Gail Ambrosius: Madison Chocolatier with an Organic, Global Tilt

Madison chocolatier Gail Ambrosius believes in an organic approach to business. As an advocate of environmentally and socially ethical food systems, her business recipe is one part local, two parts global, equal parts responsible.

"One of the ideas I had when I started was to use chocolates from different countries ethically," says Ambrosius, owner of Gail Ambrosius Chocolates. "I also wanted to educate people a little bit about the flavors of unique chocolate and how different countries offer different tastes by picking, fermenting and drying their beans differently."

As the daughter of Seymour, Wis. diary farmers, she's sensitive to the practices and challenges of sustainable family farming and aware of their unique growing environments — and she feels that true sustainability is global in spirit, whether practiced in Dane County or the lush uplands of Ecuador. While local sustainability is very much intertwined with regional and international infrastructures, the economic relationship between interdependent countries is often asymmetrical, if not exploitive.

"That's why I try to run my business in a way where more of the money stays with the country's local growers and farmers, where it's not just me making a majority of the money, but where it's empowering locals," she explains. "It's my way of doing my part to make the world and, really, my neighborhood better places."

Most of the chocolate sold at the Atwood Avenue boutique has distinct Central and South American agricultural bounty. She hopes to add a myriad of Costa Rican, Mexican, Dominican and Hawaiian tastes and textures to her business's repertoire this year.

Ambrosius' path to become Madison's artisan chocolatier has been an adventure. In 2003, she was laid off from her job as a cartographer at the Department of Natural Resources. She quickly planned for a new phase in life, registering for online classes in chocolate making, studying its processes in France, and attending business seminars explaining how to meld her knowledge, inspiration, and curiosity into something economically viable.

Human enterprise took over from there. Her first shop was a 600-foot retail space that opened in 2004. One of the first things she learned: a good product elicits a fine response.

"When I first started I had no employees," says Ambrosius, "just a bag with 10 boxes of chocolate. And I went to ten businesses to see if they'd be interested in wholesaling it. Nine out of the 10 said that they would after tasting the product. It just happened." Five years later, her aromatic shop offers four times as much space and needs ten employees — five full-timers — to assist her in the chocolate production.

In a short period, Gail Ambrosius has created and branded a name that's synonymous with all the delights of her delectable product.
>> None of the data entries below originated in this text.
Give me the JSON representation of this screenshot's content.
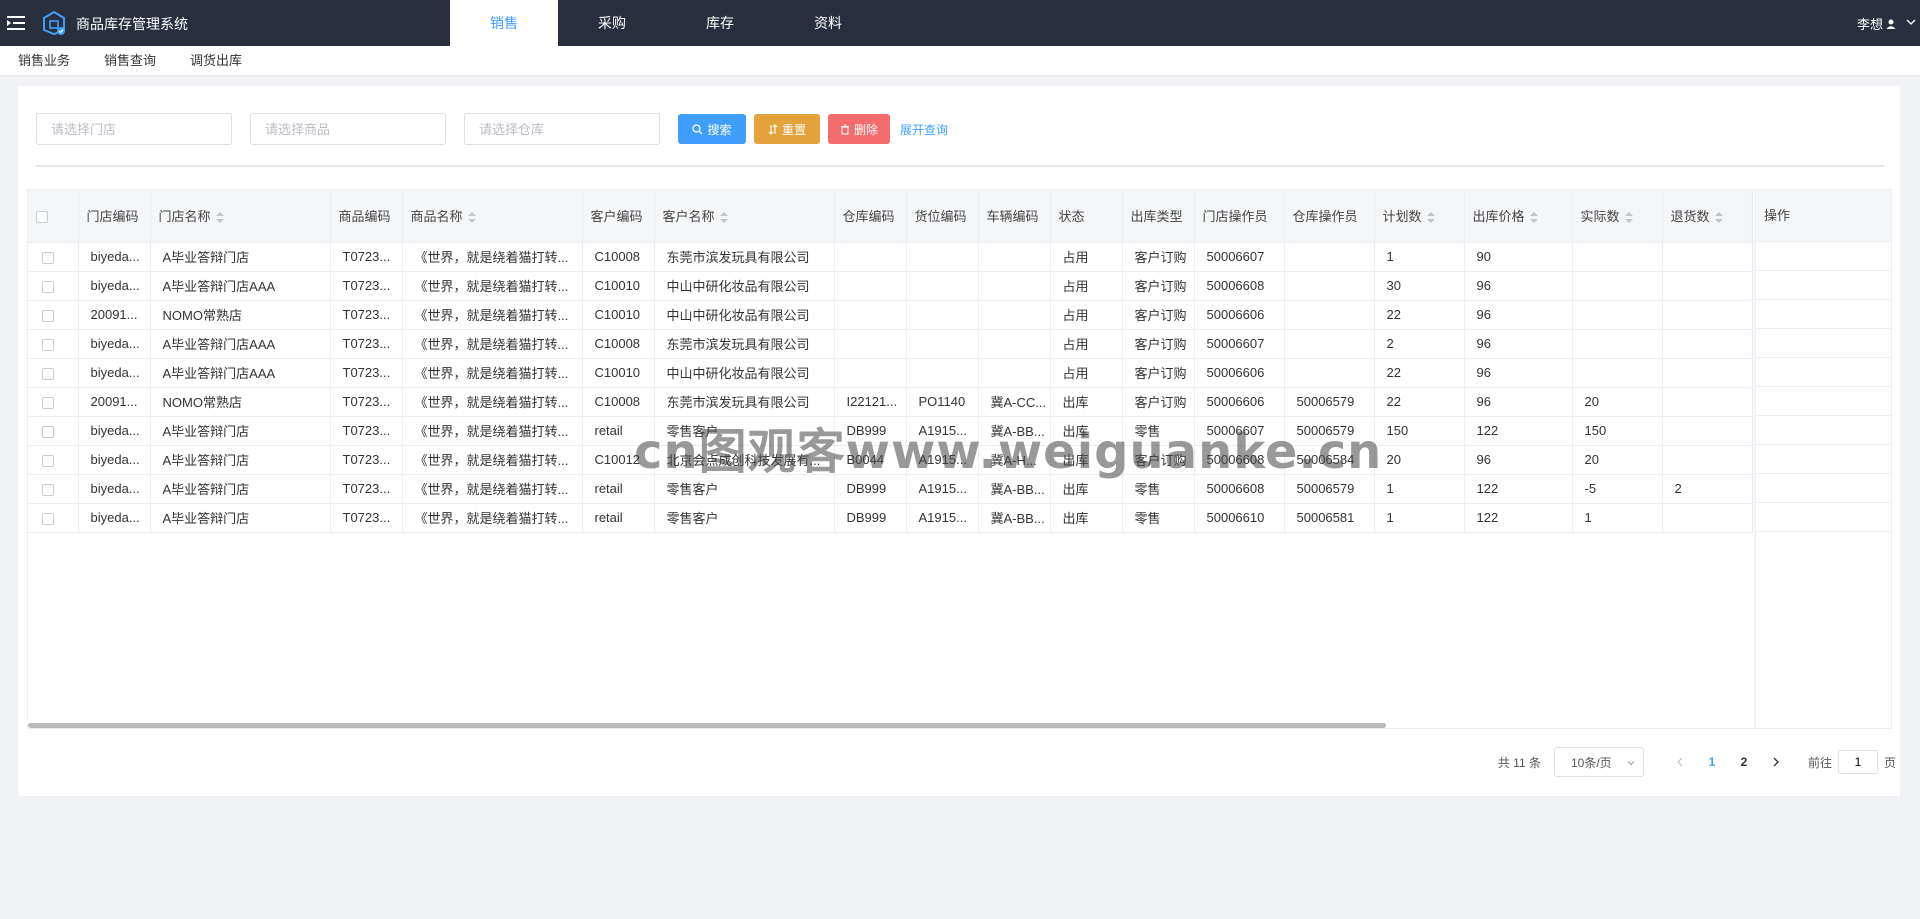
{
  "app": {
    "title": "商品库存管理系统",
    "brand_color": "#409eff",
    "topbar_color": "#2a2f3e"
  },
  "nav": {
    "items": [
      "销售",
      "采购",
      "库存",
      "资料"
    ],
    "active": "销售"
  },
  "user": {
    "name": "李想"
  },
  "subnav": {
    "items": [
      "销售业务",
      "销售查询",
      "调货出库"
    ]
  },
  "filters": {
    "store_placeholder": "请选择门店",
    "goods_placeholder": "请选择商品",
    "warehouse_placeholder": "请选择仓库",
    "search_label": "搜索",
    "reset_label": "重置",
    "delete_label": "删除",
    "expand_label": "展开查询"
  },
  "table": {
    "columns": [
      "门店编码",
      "门店名称",
      "商品编码",
      "商品名称",
      "客户编码",
      "客户名称",
      "仓库编码",
      "货位编码",
      "车辆编码",
      "状态",
      "出库类型",
      "门店操作员",
      "仓库操作员",
      "计划数",
      "出库价格",
      "实际数",
      "退货数"
    ],
    "ops_header": "操作",
    "rows": [
      [
        "biyeda...",
        "A毕业答辩门店",
        "T0723...",
        "《世界，就是绕着猫打转...",
        "C10008",
        "东莞市滨发玩具有限公司",
        "",
        "",
        "",
        "占用",
        "客户订购",
        "50006607",
        "",
        "1",
        "90",
        "",
        ""
      ],
      [
        "biyeda...",
        "A毕业答辩门店AAA",
        "T0723...",
        "《世界，就是绕着猫打转...",
        "C10010",
        "中山中研化妆品有限公司",
        "",
        "",
        "",
        "占用",
        "客户订购",
        "50006608",
        "",
        "30",
        "96",
        "",
        ""
      ],
      [
        "20091...",
        "NOMO常熟店",
        "T0723...",
        "《世界，就是绕着猫打转...",
        "C10010",
        "中山中研化妆品有限公司",
        "",
        "",
        "",
        "占用",
        "客户订购",
        "50006606",
        "",
        "22",
        "96",
        "",
        ""
      ],
      [
        "biyeda...",
        "A毕业答辩门店AAA",
        "T0723...",
        "《世界，就是绕着猫打转...",
        "C10008",
        "东莞市滨发玩具有限公司",
        "",
        "",
        "",
        "占用",
        "客户订购",
        "50006607",
        "",
        "2",
        "96",
        "",
        ""
      ],
      [
        "biyeda...",
        "A毕业答辩门店AAA",
        "T0723...",
        "《世界，就是绕着猫打转...",
        "C10010",
        "中山中研化妆品有限公司",
        "",
        "",
        "",
        "占用",
        "客户订购",
        "50006606",
        "",
        "22",
        "96",
        "",
        ""
      ],
      [
        "20091...",
        "NOMO常熟店",
        "T0723...",
        "《世界，就是绕着猫打转...",
        "C10008",
        "东莞市滨发玩具有限公司",
        "I22121...",
        "PO1140",
        "冀A-CC...",
        "出库",
        "客户订购",
        "50006606",
        "50006579",
        "22",
        "96",
        "20",
        ""
      ],
      [
        "biyeda...",
        "A毕业答辩门店",
        "T0723...",
        "《世界，就是绕着猫打转...",
        "retail",
        "零售客户",
        "DB999",
        "A1915...",
        "冀A-BB...",
        "出库",
        "零售",
        "50006607",
        "50006579",
        "150",
        "122",
        "150",
        ""
      ],
      [
        "biyeda...",
        "A毕业答辩门店",
        "T0723...",
        "《世界，就是绕着猫打转...",
        "C10012",
        "北京会点成创科技发展有...",
        "B0044",
        "A1915...",
        "冀A-H...",
        "出库",
        "客户订购",
        "50006608",
        "50006584",
        "20",
        "96",
        "20",
        ""
      ],
      [
        "biyeda...",
        "A毕业答辩门店",
        "T0723...",
        "《世界，就是绕着猫打转...",
        "retail",
        "零售客户",
        "DB999",
        "A1915...",
        "冀A-BB...",
        "出库",
        "零售",
        "50006608",
        "50006579",
        "1",
        "122",
        "-5",
        "2"
      ],
      [
        "biyeda...",
        "A毕业答辩门店",
        "T0723...",
        "《世界，就是绕着猫打转...",
        "retail",
        "零售客户",
        "DB999",
        "A1915...",
        "冀A-BB...",
        "出库",
        "零售",
        "50006610",
        "50006581",
        "1",
        "122",
        "1",
        ""
      ]
    ]
  },
  "pagination": {
    "total": "共 11 条",
    "page_size": "10条/页",
    "pages": [
      "1",
      "2"
    ],
    "current": "1",
    "goto_prefix": "前往",
    "goto_value": "1",
    "goto_suffix": "页"
  },
  "watermark": "cn图观客www.weiguanke.cn"
}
Last year she was one of 10 recipients of the Dane County Small Business Award, an honor recognizing the contributions small businesses make to the local economy.

Perhaps somewhat surprisingly, even in sluggish economic times it seems that chocolate is a decadence that many just can't live without. "Chocolate and alcohol and a few other things seem to be recession proof," says Ambrosius. "It's an affordable luxury, something you can be immediately gratified with, and something for the person who has everything."

Ambrosius has become very comfortable creating artisan chocolates; it's a natural extension of all her great passions, pleasures, and enthusiasms, neatly swirled together in sweet cohesion.

"Every day I'm allowed to be myself. I'm satisfied that things have moved along the way they have, because I'm doing what I love and being who I am at the same time."